It’s a hazy memory now and I could only remember bits and pieces. What I couldn’t forget was the look in her eyes, the most loneliest eyes I would never ever forget, looking at me as I leave the room to frantically contact Tatay. I couldn’t remember how many messages I left on his beeper that day. It could have been dozens, but I couldn’t remember the exact messages now. In retrospect, I might have been thinking that if Tatay gets home, everything would be okay. Nanay would be okay.

But that didn’t happen. He eventually came home but it was too late. Nanay was gone. And Tatay wasn’t at her side, neither was I. It’s the biggest regret I have up to this very day. I should have been on her side.  I wish I didn’t leave her side. I wish someone had told me to never leave her side. That she needed me to be by her side. I was only 12, I was very afraid and I didn’t exactly know what to do.

I could have said it’s okay for her to go, that we would be okay. That she needed not worry. I could have lied to her and perhaps those lonely eyes of hers would have never been my last memory of her.

It took me 18 years to write about that day.
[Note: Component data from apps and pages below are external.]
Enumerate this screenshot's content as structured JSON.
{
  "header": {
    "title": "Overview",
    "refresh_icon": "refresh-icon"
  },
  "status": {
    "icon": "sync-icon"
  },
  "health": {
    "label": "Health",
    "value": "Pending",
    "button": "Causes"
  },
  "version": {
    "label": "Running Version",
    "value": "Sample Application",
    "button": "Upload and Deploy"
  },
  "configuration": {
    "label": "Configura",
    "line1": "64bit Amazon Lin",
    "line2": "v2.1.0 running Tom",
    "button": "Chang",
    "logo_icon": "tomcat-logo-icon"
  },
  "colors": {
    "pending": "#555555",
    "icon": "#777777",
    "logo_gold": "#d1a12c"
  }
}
It was the most painful day of my life. I couldn’t bring myself to write about it in those 18 years. Every year since then, this scenario has been playing over and over in my mind especially as her death anniversary approaches. I guess I just couldn’t translate the memory to words. It’s that painful.

It’s been 18 years of questioning God why He took her away from me, from us. Why did she become sick? Why did the symptoms come out after my 12th birthday? Why did she have to suffer? Why did I have to take that frightful ambulance ride with her during that one time she needed to be rushed to the hospital? Why did I have to be the one to go to the pharmacy at the wee hours of the evening to buy the expensive medicines she needed while Tatay stay with her at the emergency room? I was only 12 years old then.

Why did she have to lose her wonderful short hair? Why did a wig cost so much way back then? We could have bought her one so she’d still feel pretty even while undergoing  the painful chemo and cobalt therapies.

It’s been 18 years, and it’s still painful.

The questions are just there being answered each day in one way or another. I may never find the exact answers to all of them but I get consolation and strength that I know it’s part of God’s plan.

This year as I remember her more fondly day by day, I’ve come to realize that instead of feeling greatly devastated about her death anniversary,  I should be thankful for that one Saturday in 1996. It was the day God ended Nanay’s physical suffering and called her home, where pain has no place and everything is bright and wonderful.

At this moment, I picture her looking at me from where she is, smiling because I am writing about her and maybe laughing a little at her “naning”, who’s once again shedding tears just because.

I miss you, Nanay.